- A chess problem is a puzzle that uses chess pieces on a chess board. Examples are the knight's tour and the eight queens puzzle.
- Mechanical puzzles or dexterity puzzles such as the Rubik's Cube and Soma cube can be stimulating toys for children or recreational activities for adults.
- combination puzzles like Peg solitaire
- construction puzzles such as stick puzzles
- disentanglement puzzles,
- folding puzzles
- jigsaw puzzles. Puzz 3D is a three-dimensional variant of this type.
- lock puzzles
- A puzzle box can be used to hide something — jewelry, for instance.
- sliding puzzles (also called sliding tile puzzles) such as the 15 Puzzle and Sokoban
- tiling puzzles like Tangram
- Tower of Hanoi
- Metapuzzles are puzzles which unite elements of other puzzles.
- Paper-and-pencil puzzles such as Uncle Art's Funland, connect the dots, and nonograms
- Spot the difference
- Tour puzzles like a maze
- Word puzzles, including anagrams, ciphers, crossword puzzles, Hangman (game), and word search puzzles. Tabletop and digital word puzzles include Bananagrams, Boggle, Bonza, Dabble, Letterpress (video game), Perquackey, Puzzlage, Quiddler, Ruzzle, Scrabble, Upwords, WordSpot, and Words with Friends. Wheel of Fortune (U.S. game show) is a game show centered on a word puzzle.
- Puzzle video games
Puzzle solving edit
This section possibly contains original research. (November 2018)
Solutions of puzzles often require the recognition of patterns and the adherence to a particular kind of ordering. People with a high level of inductive reasoning aptitude may be better at solving such puzzles than others. But puzzles based upon inquiry and discovery may be solved more easily by those with good deduction skills. Deductive reasoning improves with practice. Mathematical puzzles often involve BODMAS. BODMAS is an acronym and it stands for Bracket, Of, Division, Multiplication, Addition and Subtraction. In certain regions, PEMDAS (Parentheses, Exponents, Multiplication, Division, Addition and Subtraction) is the synonym of BODMAS. It explains the order of operations to solve an expression. Some mathematical puzzles require Top to Bottom convention to avoid the ambiguity in the order of operations. It is an elegantly simple idea that relies, as sudoku does, on the requirement that numbers appear only once starting from top to bottom as coming along.
Puzzle makers edit
Puzzle makers are people who make puzzles. In general terms of occupation, a puzzler is someone who composes and/or solves puzzles.

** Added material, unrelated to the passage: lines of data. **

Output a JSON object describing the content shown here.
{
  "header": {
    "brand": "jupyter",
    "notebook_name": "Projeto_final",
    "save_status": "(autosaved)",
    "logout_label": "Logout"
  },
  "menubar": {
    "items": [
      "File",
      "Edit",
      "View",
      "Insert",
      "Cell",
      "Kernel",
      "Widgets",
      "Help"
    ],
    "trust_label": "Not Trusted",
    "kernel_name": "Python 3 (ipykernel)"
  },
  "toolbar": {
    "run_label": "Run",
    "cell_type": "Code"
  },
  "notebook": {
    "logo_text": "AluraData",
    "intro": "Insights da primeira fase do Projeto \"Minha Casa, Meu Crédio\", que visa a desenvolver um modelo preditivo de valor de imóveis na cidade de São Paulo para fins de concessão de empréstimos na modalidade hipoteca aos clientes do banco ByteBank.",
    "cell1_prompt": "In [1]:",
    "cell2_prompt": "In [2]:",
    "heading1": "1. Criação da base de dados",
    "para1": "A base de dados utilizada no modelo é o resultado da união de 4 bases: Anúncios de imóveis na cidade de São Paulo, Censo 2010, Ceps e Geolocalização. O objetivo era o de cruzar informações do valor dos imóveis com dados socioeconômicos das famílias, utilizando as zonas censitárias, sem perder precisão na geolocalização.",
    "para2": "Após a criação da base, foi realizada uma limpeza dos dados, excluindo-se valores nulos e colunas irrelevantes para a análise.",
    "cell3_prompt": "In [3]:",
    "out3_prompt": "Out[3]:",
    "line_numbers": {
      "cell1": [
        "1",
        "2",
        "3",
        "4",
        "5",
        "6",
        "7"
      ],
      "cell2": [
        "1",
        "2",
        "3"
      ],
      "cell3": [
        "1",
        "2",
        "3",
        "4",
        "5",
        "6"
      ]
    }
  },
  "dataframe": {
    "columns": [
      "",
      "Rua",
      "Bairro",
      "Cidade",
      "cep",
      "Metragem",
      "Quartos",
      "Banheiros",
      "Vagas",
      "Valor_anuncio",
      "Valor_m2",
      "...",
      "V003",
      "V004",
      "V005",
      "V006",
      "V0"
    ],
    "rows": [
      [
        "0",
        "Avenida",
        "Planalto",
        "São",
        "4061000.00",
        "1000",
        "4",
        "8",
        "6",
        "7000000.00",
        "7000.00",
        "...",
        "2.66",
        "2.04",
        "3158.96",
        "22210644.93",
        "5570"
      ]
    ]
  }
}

Some notable creators of puzzles are:
History of jigsaw and other puzzles edit
Jigsaw puzzles are perhaps the most popular form of puzzle. Jigsaw puzzles were invented around 1760, when John Spilsbury, a British engraver and cartographer, mounted a map on a sheet of wood, which he then sawed around the outline of each individual country on the map. He then used the resulting pieces as an aid for the teaching of geography.
After becoming popular among the public, this kind of teaching aid remained the primary use of jigsaw puzzles until about 1820.
The largest puzzle (40,320 pieces) is made by German game company Ravensburger. The smallest puzzle ever made was created at LaserZentrum Hannover. It is only five square millimeters, the size of a sand grain.
Organizations and events edit
There are organizations and events that cater to puzzle enthusiasts, such as:
See also edit
- Kendall G.; Parkes A.; and Spoerer K. (2008) A Survey of NP-Complete Puzzles, International Computer Games Association Journal, 31(1), pp 13–34.
- "puzzle, n." OED Online. Oxford University Press, December 2019. Web. 21 January 2020.
- "puzzle, v." OED Online. Oxford University Press, December 2019. Web. 21 January 2020.
- Wilson, R. "Sudoka Number Game". Encyclopedia Britannica. Encyclopedia Britannica. Retrieved 21 June 2022.
- "History of Puzzles | PuzzleWarehouse.com". www.puzzlewarehouse.com. Retrieved 2019-11-20.
- History of Jigsaw Puzzles Archived 2014-02-11 at the Wayback Machine The American Jigsaw Puzzle Society
- "The worlds biggest Puzzle | Ravensburger". www.ravensburger.us. Retrieved 2018-06-23.
- "A Brief History of Puzzles". Puzzle Museum. 6 April 2017. Archived from the original on 14 April 2020.
Further reading edit
- van Delft, Pieter; Botermans, Jack (1978). Creative puzzles of the world.